Narratives of Samoan women who established A'oga Amata in Christchurch New Zealand (2017)
Type of ContentElectronic Thesis or Dissertation
Degree NameMaster of Arts
PublisherUniversity of Canterbury
AuthorsTogiaso, Joeanashow all
This qualitative study explored the lived experiences of seven Samoan women who became involved in establishing A’oga Amata (licensed Samoan early childhood centres) in Christchurch, New Zealand. A foundation of Pasifika epistemologies comprising talanoa, teu le vā and Fa’aSamoa was used to validate Pasifika ways of knowing as essential forms of knowledge to be used in research for, and by, Pasifika peoples. Western theories of Womanism and critical race theory were also used to support this Pasifika foundation. Every researcher’s life shapes both the question and approach to research. Therefore, the thesis begins with self-narratives from the researcher, supporting the methodology of autoethnography to add depth and richness to the data. The findings revealed that women’s actions were influenced by their values of Fa’aSamoa, cultural beliefs and social motivators of hope and fear within the New Zealand context.
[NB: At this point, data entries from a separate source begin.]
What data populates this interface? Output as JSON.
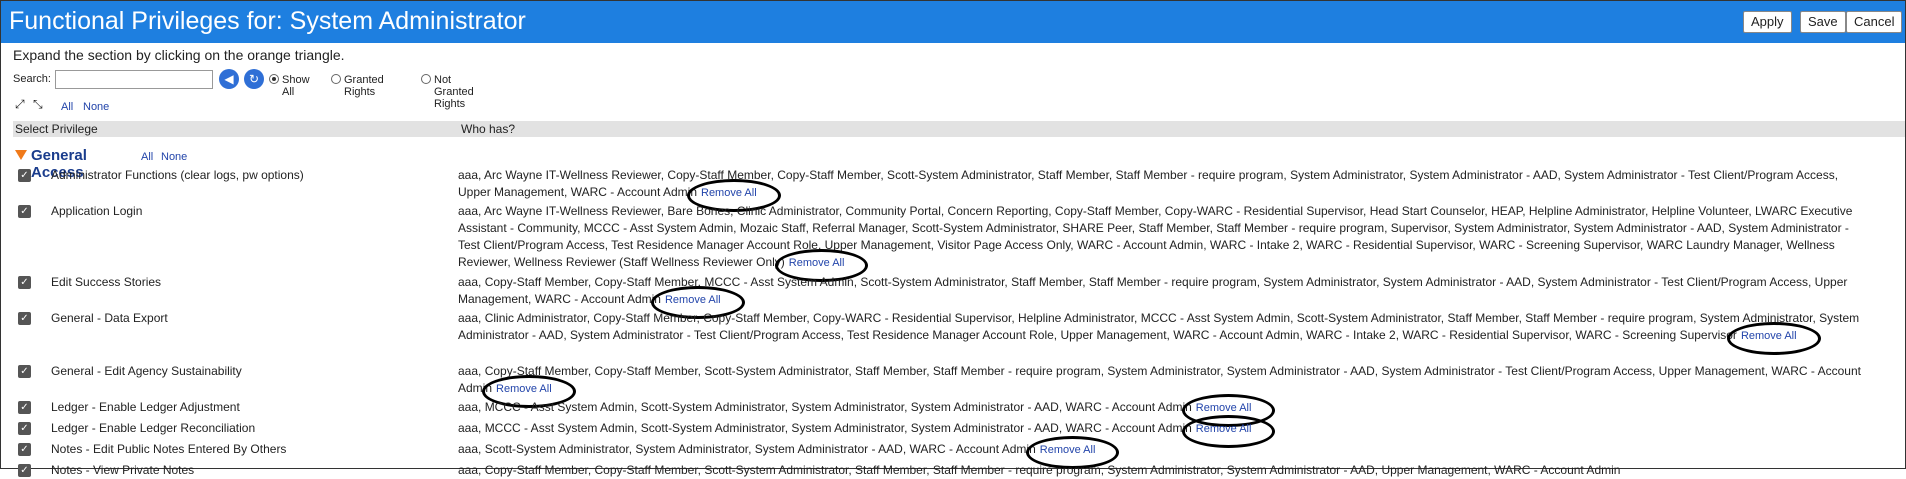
{
  "header": {
    "title": "Functional Privileges for: System Administrator",
    "apply": "Apply",
    "save": "Save",
    "cancel": "Cancel"
  },
  "hint": "Expand the section by clicking on the orange triangle.",
  "search": {
    "label": "Search:",
    "value": "",
    "placeholder": "",
    "options": [
      "Show All",
      "Granted Rights",
      "Not Granted Rights"
    ],
    "selected": "Show All"
  },
  "tools": {
    "all": "All",
    "none": "None"
  },
  "columns": {
    "privilege": "Select Privilege",
    "who": "Who has?"
  },
  "section": {
    "title": "General Access",
    "all": "All",
    "none": "None"
  },
  "remove_label": "Remove All",
  "rows": [
    {
      "name": "Administrator Functions (clear logs, pw options)",
      "who": "aaa, Arc Wayne IT-Wellness Reviewer, Copy-Staff Member, Copy-Staff Member, Scott-System Administrator, Staff Member, Staff Member - require program, System Administrator, System Administrator - AAD, System Administrator - Test Client/Program Access, Upper Management, WARC - Account Admin"
    },
    {
      "name": "Application Login",
      "who": "aaa, Arc Wayne IT-Wellness Reviewer, Bare Bones, Clinic Administrator, Community Portal, Concern Reporting, Copy-Staff Member, Copy-WARC - Residential Supervisor, Head Start Counselor, HEAP, Helpline Administrator, Helpline Volunteer, LWARC Executive Assistant - Community, MCCC - Asst System Admin, Mozaic Staff, Referral Manager, Scott-System Administrator, SHARE Peer, Staff Member, Staff Member - require program, Supervisor, System Administrator, System Administrator - AAD, System Administrator - Test Client/Program Access, Test Residence Manager Account Role, Upper Management, Visitor Page Access Only, WARC - Account Admin, WARC - Intake 2, WARC - Residential Supervisor, WARC - Screening Supervisor, WARC Laundry Manager, Wellness Reviewer, Wellness Reviewer (Staff Wellness Reviewer Only)"
    },
    {
      "name": "Edit Success Stories",
      "who": "aaa, Copy-Staff Member, Copy-Staff Member, MCCC - Asst System Admin, Scott-System Administrator, Staff Member, Staff Member - require program, System Administrator, System Administrator - AAD, System Administrator - Test Client/Program Access, Upper Management, WARC - Account Admin"
    },
    {
      "name": "General - Data Export",
      "who": "aaa, Clinic Administrator, Copy-Staff Member, Copy-Staff Member, Copy-WARC - Residential Supervisor, Helpline Administrator, MCCC - Asst System Admin, Scott-System Administrator, Staff Member, Staff Member - require program, System Administrator, System Administrator - AAD, System Administrator - Test Client/Program Access, Test Residence Manager Account Role, Upper Management, WARC - Account Admin, WARC - Intake 2, WARC - Residential Supervisor, WARC - Screening Supervisor"
    },
    {
      "name": "General - Edit Agency Sustainability",
      "who": "aaa, Copy-Staff Member, Copy-Staff Member, Scott-System Administrator, Staff Member, Staff Member - require program, System Administrator, System Administrator - AAD, System Administrator - Test Client/Program Access, Upper Management, WARC - Account Admin"
    },
    {
      "name": "Ledger - Enable Ledger Adjustment",
      "who": "aaa, MCCC - Asst System Admin, Scott-System Administrator, System Administrator, System Administrator - AAD, WARC - Account Admin"
    },
    {
      "name": "Ledger - Enable Ledger Reconciliation",
      "who": "aaa, MCCC - Asst System Admin, Scott-System Administrator, System Administrator, System Administrator - AAD, WARC - Account Admin"
    },
    {
      "name": "Notes - Edit Public Notes Entered By Others",
      "who": "aaa, Scott-System Administrator, System Administrator, System Administrator - AAD, WARC - Account Admin"
    },
    {
      "name": "Notes - View Private Notes",
      "who": "aaa, Copy-Staff Member, Copy-Staff Member, Scott-System Administrator, Staff Member, Staff Member - require program, System Administrator, System Administrator - AAD, Upper Management, WARC - Account Admin"
    }
  ]
}
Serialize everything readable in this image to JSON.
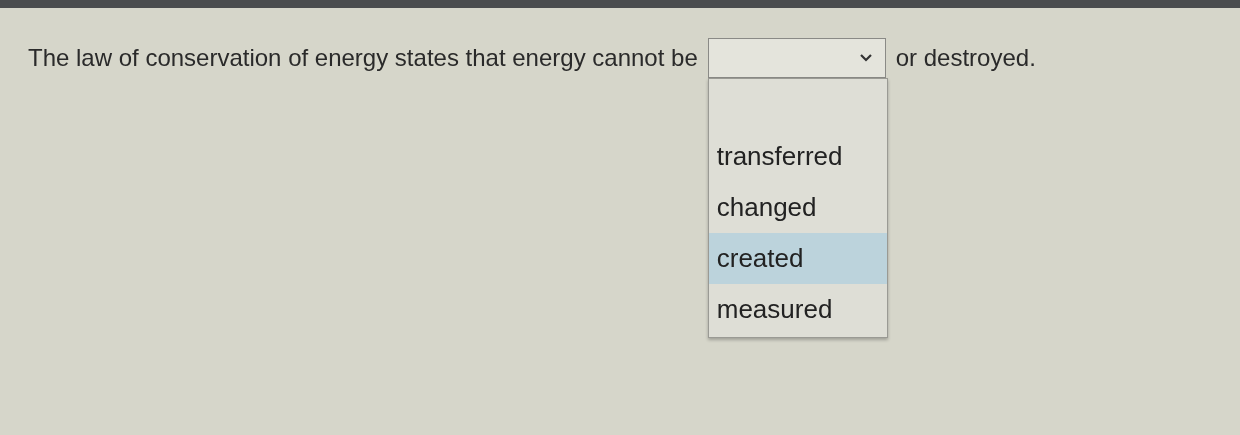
{
  "question": {
    "text_before": "The law of conservation of energy states that energy cannot be",
    "text_after": "or destroyed."
  },
  "dropdown": {
    "expanded": true,
    "options": [
      {
        "label": "transferred",
        "selected": false
      },
      {
        "label": "changed",
        "selected": false
      },
      {
        "label": "created",
        "selected": true
      },
      {
        "label": "measured",
        "selected": false
      }
    ]
  }
}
Samoan women were poutu (the main pole) that upheld family, church and work within A’oga Amata (licensed Samoan early childhood centres). As immigrants from Samoa, women overcame challenges as a minority culture; and created new spaces for Samoan families. With the support of the church, A’oga Amata became a place of cultural transmission, a place of belonging and also a place where women experienced new confidence, leadership roles and higher status within their own homes, churches and community. Unfortunately, colonial incursions of licensing regulations, teacher qualifications and western ideals of quality teaching undermined the work that was created by these pioneering women. These findings reveal serious implications for A’oga Amata where language, culture and the identity of Samoan children in New Zealand is threatened and lost if cultural incursions continue to exist. The narratives of Samoan women who established A’oga Amata in Christchurch are an inspiration to the whole Samoan community and early childhood community.